[Work item]:
Count up the lines in the following listing that hold the word "JSON", then give only that count.

■ ■ ■ ■ ■ ■ ■

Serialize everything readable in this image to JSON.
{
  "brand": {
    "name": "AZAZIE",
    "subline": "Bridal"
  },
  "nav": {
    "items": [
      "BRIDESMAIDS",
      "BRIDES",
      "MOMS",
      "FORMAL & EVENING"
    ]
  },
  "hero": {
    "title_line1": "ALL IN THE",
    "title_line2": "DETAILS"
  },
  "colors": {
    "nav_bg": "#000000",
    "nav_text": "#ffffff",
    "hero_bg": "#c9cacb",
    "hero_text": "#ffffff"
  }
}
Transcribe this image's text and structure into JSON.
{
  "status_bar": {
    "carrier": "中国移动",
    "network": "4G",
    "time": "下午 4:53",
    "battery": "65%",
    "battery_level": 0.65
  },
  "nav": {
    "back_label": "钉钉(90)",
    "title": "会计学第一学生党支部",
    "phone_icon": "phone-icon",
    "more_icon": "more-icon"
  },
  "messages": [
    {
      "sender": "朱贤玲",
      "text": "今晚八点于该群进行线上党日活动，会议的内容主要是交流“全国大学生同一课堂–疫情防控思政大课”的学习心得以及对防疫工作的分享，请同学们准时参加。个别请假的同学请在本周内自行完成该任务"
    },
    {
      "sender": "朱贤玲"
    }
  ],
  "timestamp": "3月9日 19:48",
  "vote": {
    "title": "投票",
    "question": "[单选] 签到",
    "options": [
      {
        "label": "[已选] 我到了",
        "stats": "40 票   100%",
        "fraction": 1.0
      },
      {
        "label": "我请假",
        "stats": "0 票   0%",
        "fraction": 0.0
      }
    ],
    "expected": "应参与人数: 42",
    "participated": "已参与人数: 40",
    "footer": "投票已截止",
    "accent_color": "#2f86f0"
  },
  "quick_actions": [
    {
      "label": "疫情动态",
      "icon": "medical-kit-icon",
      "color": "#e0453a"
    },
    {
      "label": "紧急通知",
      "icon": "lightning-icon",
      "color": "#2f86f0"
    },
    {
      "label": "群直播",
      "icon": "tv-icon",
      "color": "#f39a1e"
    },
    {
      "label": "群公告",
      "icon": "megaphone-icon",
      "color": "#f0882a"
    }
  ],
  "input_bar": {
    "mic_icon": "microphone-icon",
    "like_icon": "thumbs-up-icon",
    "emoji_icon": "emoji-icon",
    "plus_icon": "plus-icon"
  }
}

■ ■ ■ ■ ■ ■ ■

[Answer section]:
2